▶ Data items
-- Opening Marker --

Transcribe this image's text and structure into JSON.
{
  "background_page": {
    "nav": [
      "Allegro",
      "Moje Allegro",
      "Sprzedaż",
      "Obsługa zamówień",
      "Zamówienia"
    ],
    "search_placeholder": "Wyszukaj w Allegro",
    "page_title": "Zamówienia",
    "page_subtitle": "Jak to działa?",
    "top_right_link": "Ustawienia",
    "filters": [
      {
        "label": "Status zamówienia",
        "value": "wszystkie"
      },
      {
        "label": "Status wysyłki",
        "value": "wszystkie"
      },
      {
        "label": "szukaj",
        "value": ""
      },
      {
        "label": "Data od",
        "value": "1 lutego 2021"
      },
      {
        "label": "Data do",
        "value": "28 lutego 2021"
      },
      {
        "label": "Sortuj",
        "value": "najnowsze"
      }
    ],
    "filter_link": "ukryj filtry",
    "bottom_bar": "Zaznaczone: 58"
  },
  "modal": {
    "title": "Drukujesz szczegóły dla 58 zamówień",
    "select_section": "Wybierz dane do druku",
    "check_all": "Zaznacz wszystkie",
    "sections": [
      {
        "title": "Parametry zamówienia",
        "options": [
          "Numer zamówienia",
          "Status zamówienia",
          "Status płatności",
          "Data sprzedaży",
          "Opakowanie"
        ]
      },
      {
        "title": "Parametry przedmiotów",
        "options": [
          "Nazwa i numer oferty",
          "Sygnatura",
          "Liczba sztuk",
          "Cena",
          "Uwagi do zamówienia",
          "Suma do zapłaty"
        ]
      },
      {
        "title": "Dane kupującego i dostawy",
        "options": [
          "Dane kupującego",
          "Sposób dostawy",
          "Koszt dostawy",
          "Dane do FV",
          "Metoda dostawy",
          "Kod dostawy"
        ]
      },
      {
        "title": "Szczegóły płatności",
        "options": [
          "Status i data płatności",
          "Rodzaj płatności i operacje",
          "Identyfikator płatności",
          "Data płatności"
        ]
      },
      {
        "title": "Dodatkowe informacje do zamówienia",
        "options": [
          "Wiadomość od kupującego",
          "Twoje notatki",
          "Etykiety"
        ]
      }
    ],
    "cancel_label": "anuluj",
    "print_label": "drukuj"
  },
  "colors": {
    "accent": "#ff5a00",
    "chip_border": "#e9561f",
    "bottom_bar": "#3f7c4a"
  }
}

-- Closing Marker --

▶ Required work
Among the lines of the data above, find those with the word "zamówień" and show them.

▶ Exercise result
      "Obsługa zamówień",
    "title": "Drukujesz szczegóły dla 58 zamówień",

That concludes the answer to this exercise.